That will require a comprehensive approach to the various forces that strain the system, recognizing the importance of innovation as a tool to reduce costs and improve health outcomes. Congress should support patient access to lifesaving medicines—and the American manufacturers and researchers that deliver them—instead of upending American health care in favor of an uncertain future.
As the importance of international trade continues to rise, the National Association of Manufacturers has elevated its efforts to tackle global regulatory issues that impact manufacturers through its leadership in the Engaging America’s Global Leadership (EAGL) coalition.
EAGL represents a group of U.S. industries that believe in the importance of effective American leadership within multilateral organizations, such as the United Nations, Organization for Economic Cooperation and Development and the World Health Organization.
As the U.N. General Assembly opens, the NAM’s Director of International Business Policy Ryan Ong explains EAGL’s work and importance for manufacturers.
Why are the actions of these multilateral organizations important?
They play critical roles in promoting a more stable, predictable world and tackling important global issues such as international health, development and environmental sustainability. At their best, these organizations bring together government leaders, businesses, civil society, academic experts and other key stakeholders in transparent, inclusive conversations that drive effective policies and partnerships to solve global problems.
How do these international organizations relate to the needs of American manufacturers?
These organizations can directly impact policy decisions made by national governments. Resolutions and reports from these groups shape national debates and regulations, influencing U.S. exports, jobs, and manufacturing competitiveness. This makes it critical for these organizations and their activities to be accountable to member states and inclusive of the private sector and to reflect good regulatory practices and evidence-based approaches.
What areas is EAGL most interested in?
EAGL and its members focus on initiatives that impact manufacturers at international organizations. Examples include efforts to levy new tax and operational restrictions on manufacturers, impose bans or burdensome regulatory restrictions on manufactured products, and limit the ability of manufacturers to protect critical intellectual property.
EAGL is also a strong advocate for inclusive approaches at international organizations that embrace the private sector as an indispensable partner in policies and programs to achieve global goals.
How does EAGL aim to represent manufacturers’ views at international organizations?
The coalition works with a growing network of public and private stakeholders to promote effective member state leadership through stronger coordination within and between a growing set of international business and third-party allies and direct engagement with U.S. and foreign governments in national capitals, Geneva, New York and elsewhere.
The U.N. General Assembly starts tomorrow.
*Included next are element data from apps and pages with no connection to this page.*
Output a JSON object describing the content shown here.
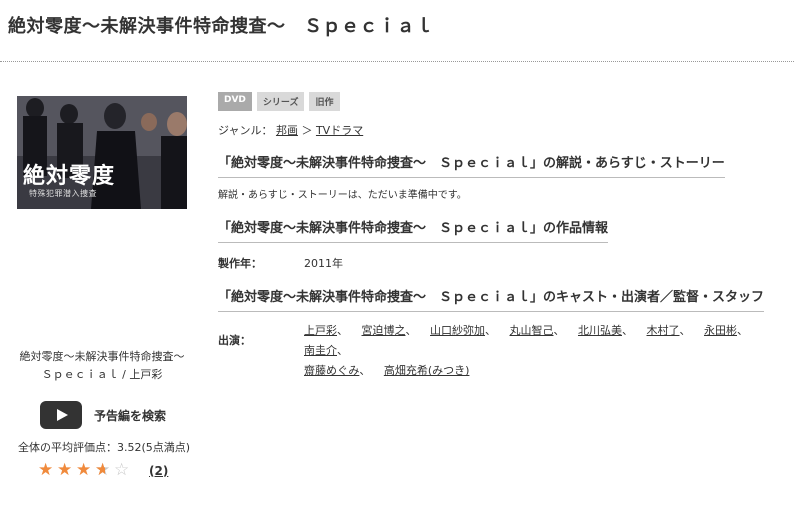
{
  "title": "絶対零度〜未解決事件特命捜査〜　Ｓｐｅｃｉａｌ",
  "poster": {
    "title_text": "絶対零度",
    "subtitle_text": "特殊犯罪潜入捜査"
  },
  "left": {
    "caption_line1": "絶対零度〜未解決事件特命捜査〜",
    "caption_line2": "Ｓｐｅｃｉａｌ / 上戸彩",
    "trailer_label": "予告編を検索",
    "average_text": "全体の平均評価点：3.52(5点満点)",
    "rating": 3.52,
    "review_count": "(2)"
  },
  "tags": [
    "DVD",
    "シリーズ",
    "旧作"
  ],
  "genre": {
    "label": "ジャンル：",
    "crumb1": "邦画",
    "sep": "＞",
    "crumb2": "TVドラマ"
  },
  "sections": {
    "synopsis_heading": "「絶対零度〜未解決事件特命捜査〜　Ｓｐｅｃｉａｌ」の解説・あらすじ・ストーリー",
    "synopsis_text": "解説・あらすじ・ストーリーは、ただいま準備中です。",
    "info_heading": "「絶対零度〜未解決事件特命捜査〜　Ｓｐｅｃｉａｌ」の作品情報",
    "year_label": "製作年：",
    "year_value": "2011年",
    "cast_heading": "「絶対零度〜未解決事件特命捜査〜　Ｓｐｅｃｉａｌ」のキャスト・出演者／監督・スタッフ",
    "cast_label": "出演："
  },
  "cast": [
    "上戸彩",
    "宮迫博之",
    "山口紗弥加",
    "丸山智己",
    "北川弘美",
    "木村了",
    "永田彬",
    "南圭介",
    "齋藤めぐみ",
    "高畑充希(みつき)"
  ],
  "colors": {
    "star": "#f08a3c",
    "star_empty": "#c8c8c8",
    "tag": "#aaaaaa"
  }
}
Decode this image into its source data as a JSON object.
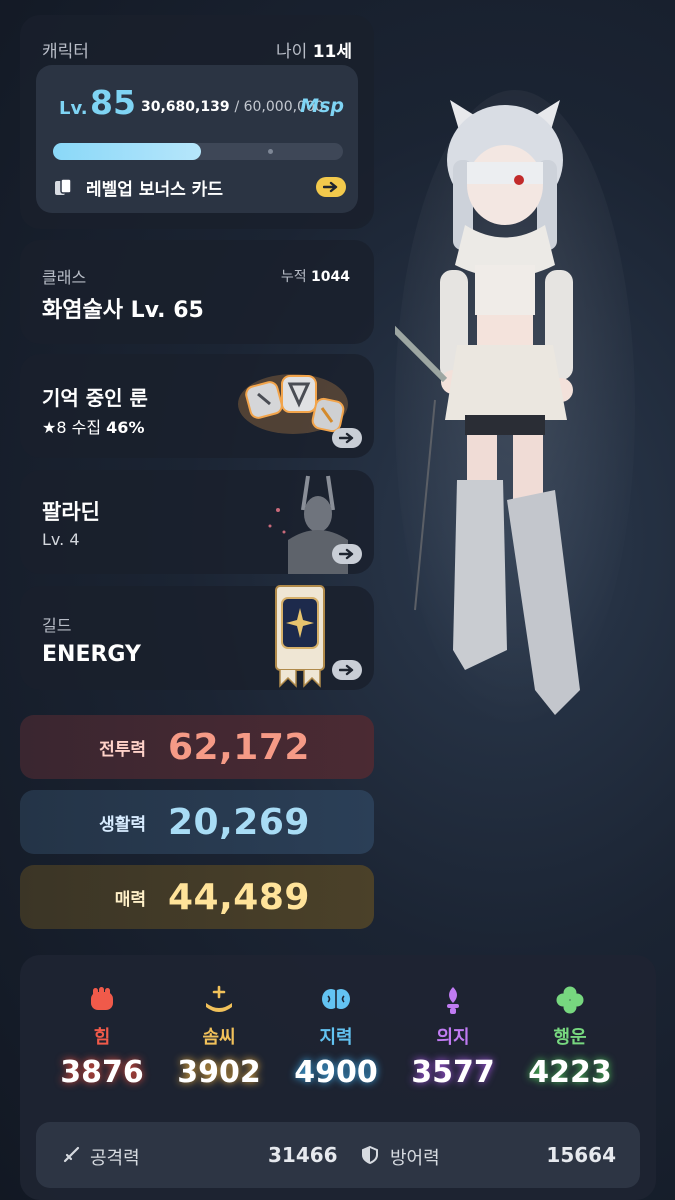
{
  "character": {
    "label": "캐릭터",
    "age_prefix": "나이",
    "age_value": "11세",
    "level_prefix": "Lv.",
    "level_value": "85",
    "exp_current": "30,680,139",
    "exp_max": "/ 60,000,000",
    "exp_fraction": 0.511,
    "currency": "Msp",
    "bonus_card_label": "레벨업 보너스 카드"
  },
  "class_info": {
    "label": "클래스",
    "accumulated_label": "누적",
    "accumulated_value": "1044",
    "value": "화염술사 Lv. 65"
  },
  "rune": {
    "title": "기억 중인 룬",
    "stars": "★8",
    "collect_label": "수집",
    "collect_percent": "46%"
  },
  "title_info": {
    "name": "팔라딘",
    "level": "Lv. 4"
  },
  "guild": {
    "label": "길드",
    "name": "ENERGY"
  },
  "power": {
    "combat_label": "전투력",
    "combat_value": "62,172",
    "life_label": "생활력",
    "life_value": "20,269",
    "charm_label": "매력",
    "charm_value": "44,489"
  },
  "stats": [
    {
      "name": "힘",
      "value": "3876",
      "icon": "fist-icon",
      "color": "#f05a4a"
    },
    {
      "name": "솜씨",
      "value": "3902",
      "icon": "hand-sparkle-icon",
      "color": "#f1c15a"
    },
    {
      "name": "지력",
      "value": "4900",
      "icon": "brain-icon",
      "color": "#63c3f2"
    },
    {
      "name": "의지",
      "value": "3577",
      "icon": "torch-icon",
      "color": "#c07bf2"
    },
    {
      "name": "행운",
      "value": "4223",
      "icon": "clover-icon",
      "color": "#77d77f"
    }
  ],
  "combat_stats": {
    "attack_label": "공격력",
    "attack_value": "31466",
    "defense_label": "방어력",
    "defense_value": "15664"
  },
  "icons": [
    "card-stack-icon",
    "arrow-right-icon",
    "sword-icon",
    "shield-icon",
    "rune-stones",
    "paladin-emblem",
    "guild-banner"
  ]
}
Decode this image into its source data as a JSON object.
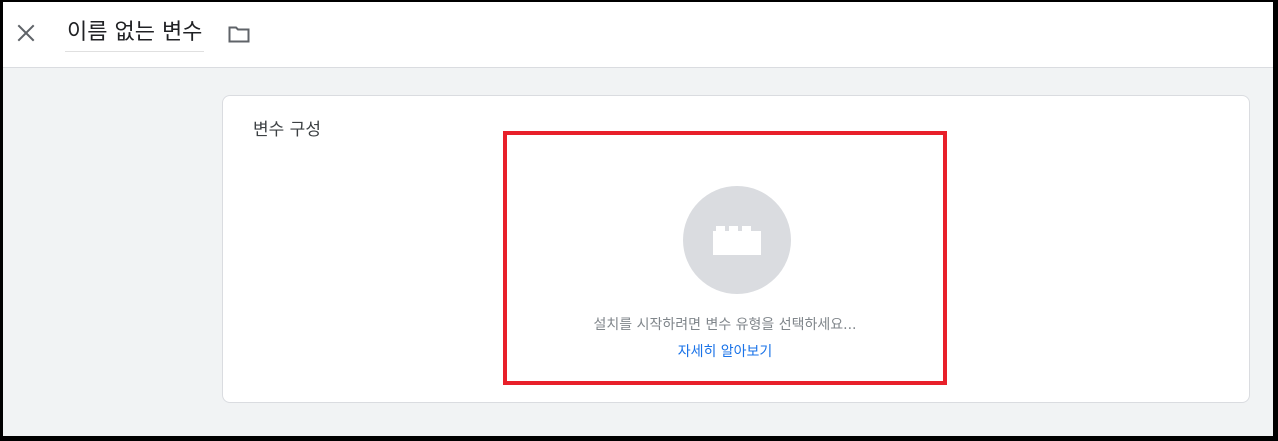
{
  "header": {
    "title": "이름 없는 변수",
    "close_icon": "close-icon",
    "folder_icon": "folder-icon"
  },
  "card": {
    "title": "변수 구성",
    "type_icon": "brick-icon",
    "prompt": "설치를 시작하려면 변수 유형을 선택하세요...",
    "learn_more": "자세히 알아보기"
  },
  "colors": {
    "background": "#f1f3f4",
    "highlight": "#e8202a",
    "link": "#1a73e8",
    "circle": "#dadce0"
  }
}
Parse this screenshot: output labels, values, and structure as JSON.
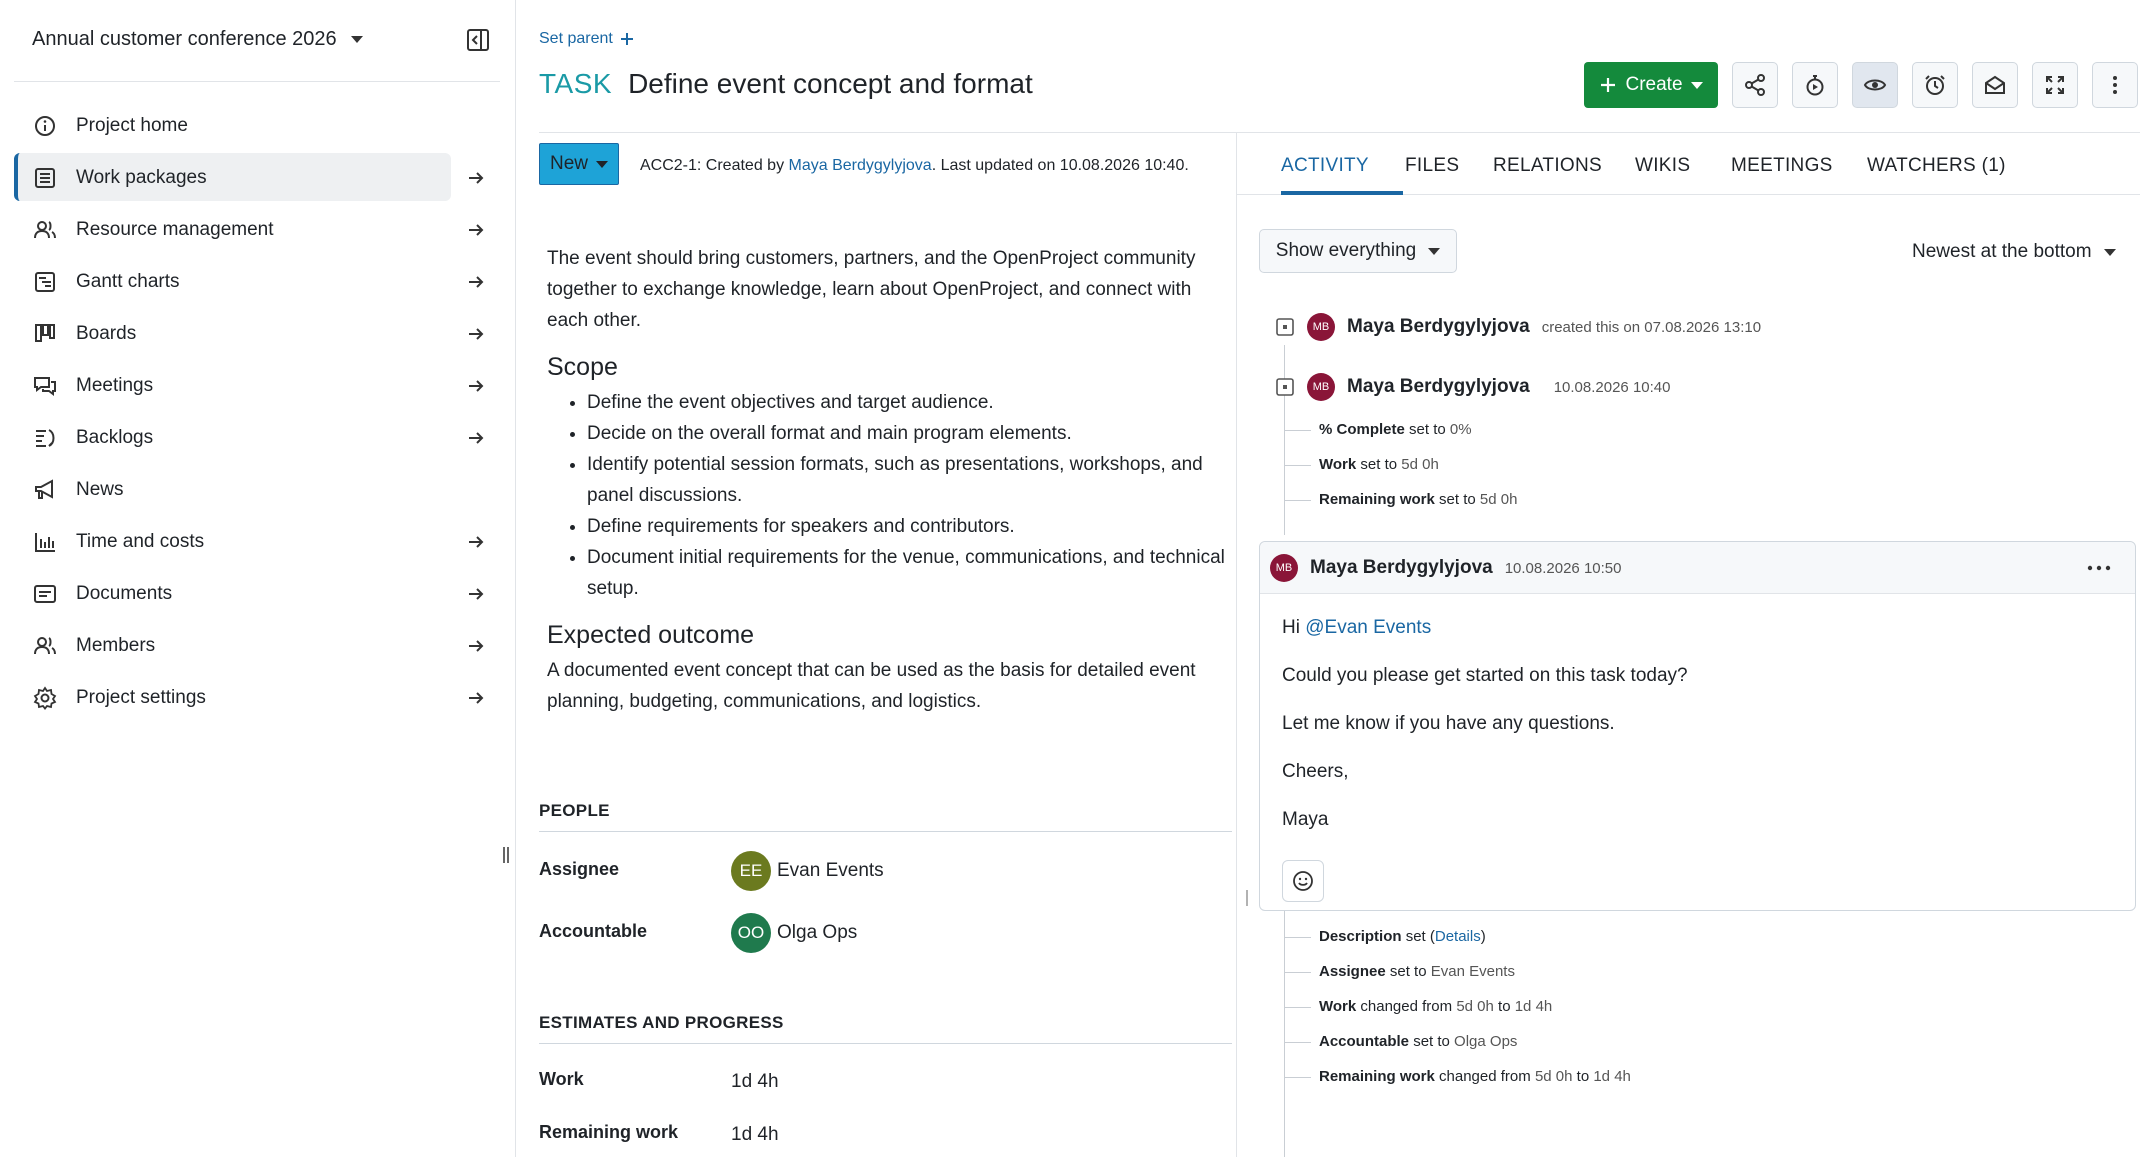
{
  "project": {
    "name": "Annual customer conference 2026"
  },
  "sidebar": {
    "items": [
      {
        "label": "Project home",
        "icon": "info-icon",
        "arrow": false,
        "active": false
      },
      {
        "label": "Work packages",
        "icon": "list-icon",
        "arrow": true,
        "active": true
      },
      {
        "label": "Resource management",
        "icon": "people-icon",
        "arrow": true,
        "active": false
      },
      {
        "label": "Gantt charts",
        "icon": "gantt-icon",
        "arrow": true,
        "active": false
      },
      {
        "label": "Boards",
        "icon": "boards-icon",
        "arrow": true,
        "active": false
      },
      {
        "label": "Meetings",
        "icon": "meetings-icon",
        "arrow": true,
        "active": false
      },
      {
        "label": "Backlogs",
        "icon": "backlogs-icon",
        "arrow": true,
        "active": false
      },
      {
        "label": "News",
        "icon": "megaphone-icon",
        "arrow": false,
        "active": false
      },
      {
        "label": "Time and costs",
        "icon": "bar-chart-icon",
        "arrow": true,
        "active": false
      },
      {
        "label": "Documents",
        "icon": "document-icon",
        "arrow": true,
        "active": false
      },
      {
        "label": "Members",
        "icon": "people-icon",
        "arrow": true,
        "active": false
      },
      {
        "label": "Project settings",
        "icon": "gear-icon",
        "arrow": true,
        "active": false
      }
    ]
  },
  "header": {
    "set_parent": "Set parent",
    "type": "TASK",
    "subject": "Define event concept and format",
    "create_label": "Create"
  },
  "status": {
    "label": "New"
  },
  "meta": {
    "prefix": "ACC2-1: Created by ",
    "author": "Maya Berdygylyjova",
    "suffix": ". Last updated on 10.08.2026 10:40."
  },
  "description": {
    "intro": "The event should bring customers, partners, and the OpenProject community together to exchange knowledge, learn about OpenProject, and connect with each other.",
    "scope_title": "Scope",
    "scope_items": [
      "Define the event objectives and target audience.",
      "Decide on the overall format and main program elements.",
      "Identify potential session formats, such as presentations, workshops, and panel discussions.",
      "Define requirements for speakers and contributors.",
      "Document initial requirements for the venue, communications, and technical setup."
    ],
    "outcome_title": "Expected outcome",
    "outcome_text": "A documented event concept that can be used as the basis for detailed event planning, budgeting, communications, and logistics."
  },
  "people": {
    "title": "PEOPLE",
    "assignee_label": "Assignee",
    "assignee_initials": "EE",
    "assignee_name": "Evan Events",
    "assignee_color": "#6b7a1f",
    "accountable_label": "Accountable",
    "accountable_initials": "OO",
    "accountable_name": "Olga Ops",
    "accountable_color": "#1f7a4d"
  },
  "estimates": {
    "title": "ESTIMATES AND PROGRESS",
    "work_label": "Work",
    "work_value": "1d 4h",
    "remaining_label": "Remaining work",
    "remaining_value": "1d 4h"
  },
  "tabs": [
    "ACTIVITY",
    "FILES",
    "RELATIONS",
    "WIKIS",
    "MEETINGS",
    "WATCHERS (1)"
  ],
  "activity": {
    "filter_label": "Show everything",
    "sort_label": "Newest at the bottom",
    "avatar_initials": "MB",
    "entry1": {
      "name": "Maya Berdygylyjova",
      "text": "created this on 07.08.2026 13:10"
    },
    "entry2": {
      "name": "Maya Berdygylyjova",
      "time": "10.08.2026 10:40",
      "changes": [
        {
          "field": "% Complete",
          "verb": "set to",
          "value": "0%"
        },
        {
          "field": "Work",
          "verb": "set to",
          "value": "5d 0h"
        },
        {
          "field": "Remaining work",
          "verb": "set to",
          "value": "5d 0h"
        }
      ]
    },
    "comment": {
      "name": "Maya Berdygylyjova",
      "time": "10.08.2026 10:50",
      "greeting": "Hi ",
      "mention": "@Evan Events",
      "line2": "Could you please get started on this task today?",
      "line3": "Let me know if you have any questions.",
      "line4": "Cheers,",
      "line5": "Maya"
    },
    "changes2": {
      "desc_field": "Description",
      "desc_verb": "set (",
      "desc_link": "Details",
      "desc_close": ")",
      "assignee_field": "Assignee",
      "assignee_verb": "set to",
      "assignee_value": "Evan Events",
      "work_field": "Work",
      "work_verb": "changed from",
      "work_from": "5d 0h",
      "work_to_word": "to",
      "work_to": "1d 4h",
      "acc_field": "Accountable",
      "acc_verb": "set to",
      "acc_value": "Olga Ops",
      "rem_field": "Remaining work",
      "rem_verb": "changed from",
      "rem_from": "5d 0h",
      "rem_to_word": "to",
      "rem_to": "1d 4h"
    }
  }
}
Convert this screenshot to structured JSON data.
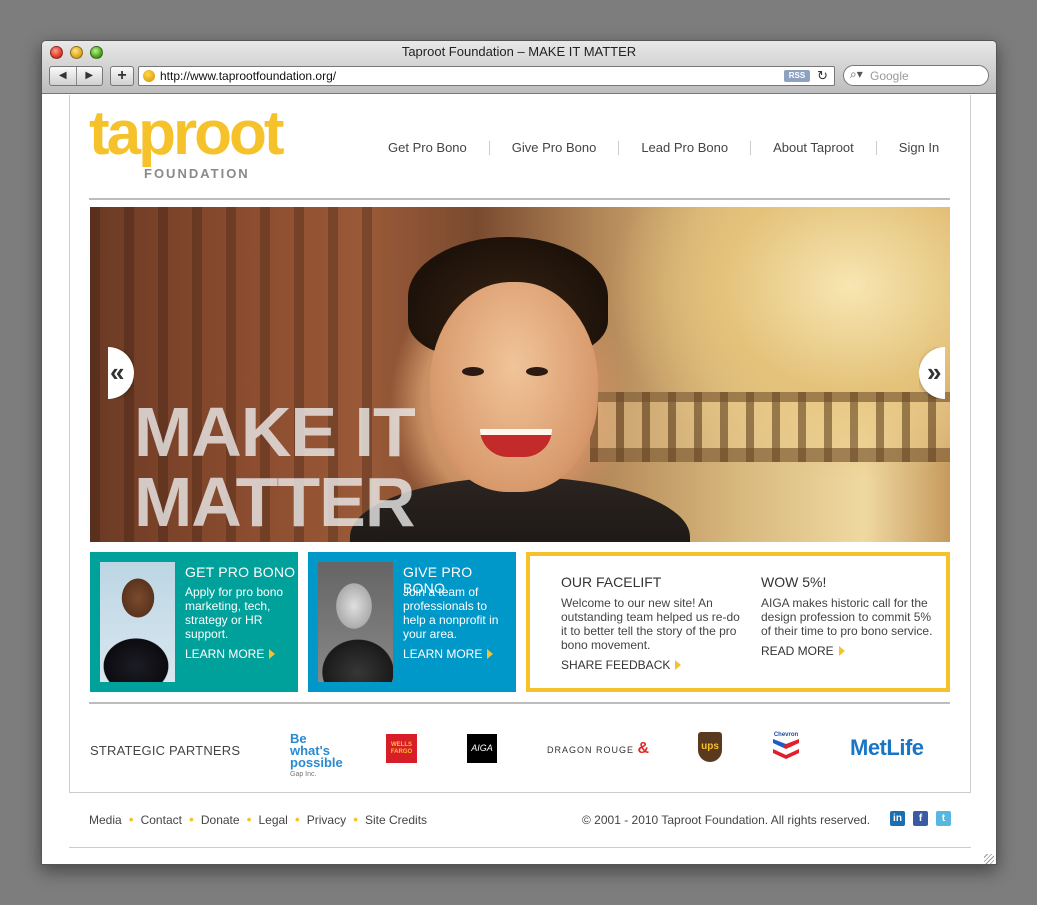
{
  "browser": {
    "title": "Taproot Foundation – MAKE IT MATTER",
    "back_icon": "◀",
    "forward_icon": "▶",
    "add_icon": "+",
    "url": "http://www.taprootfoundation.org/",
    "rss": "RSS",
    "reload_icon": "↻",
    "search_placeholder": "Google",
    "search_icon": "🔍"
  },
  "logo": {
    "word": "taproot",
    "sub": "FOUNDATION"
  },
  "nav": {
    "items": [
      {
        "label": "Get Pro Bono"
      },
      {
        "label": "Give Pro Bono"
      },
      {
        "label": "Lead Pro Bono"
      },
      {
        "label": "About Taproot"
      },
      {
        "label": "Sign In"
      }
    ]
  },
  "hero": {
    "line1": "MAKE IT",
    "line2": "MATTER",
    "prev_icon": "«",
    "next_icon": "»"
  },
  "promos": [
    {
      "title": "GET PRO BONO",
      "text": "Apply for pro bono marketing, tech, strategy or HR support.",
      "link": "LEARN MORE",
      "color": "#00a19a"
    },
    {
      "title": "GIVE PRO BONO",
      "text": "Join a team of professionals to help a nonprofit in your area.",
      "link": "LEARN MORE",
      "color": "#0097c9"
    }
  ],
  "news": [
    {
      "title": "OUR FACELIFT",
      "text": "Welcome to our new site! An outstanding team helped us re-do it to better tell the story of the pro bono movement.",
      "link": "SHARE FEEDBACK"
    },
    {
      "title": "WOW 5%!",
      "text": "AIGA makes historic call for the design profession to commit 5% of their time to pro bono service.",
      "link": "READ MORE"
    }
  ],
  "partners": {
    "label": "STRATEGIC PARTNERS",
    "logos": {
      "gap_main": "Be what's possible",
      "gap_sub": "Gap Inc.",
      "wellsfargo": "WELLS FARGO",
      "aiga": "AIGA",
      "dragon": "DRAGON ROUGE",
      "dragon_mark": "&",
      "ups": "ups",
      "chevron": "Chevron",
      "metlife": "MetLife"
    }
  },
  "footer": {
    "links": [
      {
        "label": "Media"
      },
      {
        "label": "Contact"
      },
      {
        "label": "Donate"
      },
      {
        "label": "Legal"
      },
      {
        "label": "Privacy"
      },
      {
        "label": "Site Credits"
      }
    ],
    "copyright": "© 2001 - 2010 Taproot Foundation. All rights reserved.",
    "social": {
      "linkedin": "in",
      "facebook": "f",
      "twitter": "t"
    }
  },
  "colors": {
    "brand_yellow": "#f6c22b",
    "teal": "#00a19a",
    "blue": "#0097c9"
  }
}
What should manufacturers pay attention to during this meeting?
This year’s U.N. General Assembly includes a range of events that could have an important impact on manufacturers in different sectors by shaping national regulations around the world, thus impacting their ability to export and operate in critical markets needed to compete, grow and hire.
These include a high-level universal health coverage meeting and a related political declaration that could drive manufacturing-relevant national policies on areas such as innovation, taxation and regulatory restrictions. Other events include a Climate Action Summit, high-level forums on sustainable development and development financing, as well as a wide range of side events hosted by business and civil society groups.